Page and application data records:
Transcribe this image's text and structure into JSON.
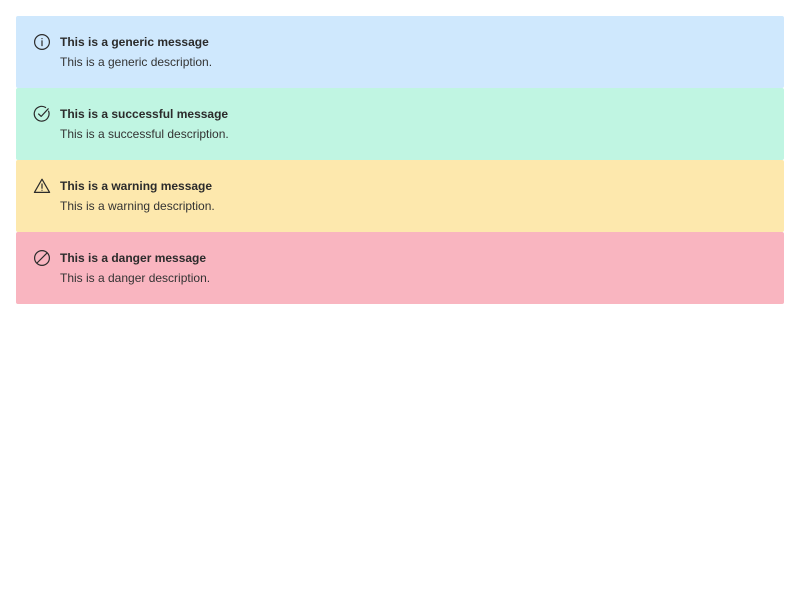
{
  "alerts": {
    "generic": {
      "title": "This is a generic message",
      "description": "This is a generic description.",
      "icon": "info-icon",
      "color": "#cfe8fd"
    },
    "success": {
      "title": "This is a successful message",
      "description": "This is a successful description.",
      "icon": "check-circle-icon",
      "color": "#c0f5e2"
    },
    "warning": {
      "title": "This is a warning message",
      "description": "This is a warning description.",
      "icon": "warning-triangle-icon",
      "color": "#fde8ad"
    },
    "danger": {
      "title": "This is a danger message",
      "description": "This is a danger description.",
      "icon": "prohibited-circle-icon",
      "color": "#f9b5c0"
    }
  }
}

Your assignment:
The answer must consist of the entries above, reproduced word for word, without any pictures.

Answer to this exercise:
Transcribe this image's text and structure into JSON.
{
  "alerts": {
    "generic": {
      "title": "This is a generic message",
      "description": "This is a generic description.",
      "icon": "info-icon",
      "color": "#cfe8fd"
    },
    "success": {
      "title": "This is a successful message",
      "description": "This is a successful description.",
      "icon": "check-circle-icon",
      "color": "#c0f5e2"
    },
    "warning": {
      "title": "This is a warning message",
      "description": "This is a warning description.",
      "icon": "warning-triangle-icon",
      "color": "#fde8ad"
    },
    "danger": {
      "title": "This is a danger message",
      "description": "This is a danger description.",
      "icon": "prohibited-circle-icon",
      "color": "#f9b5c0"
    }
  }
}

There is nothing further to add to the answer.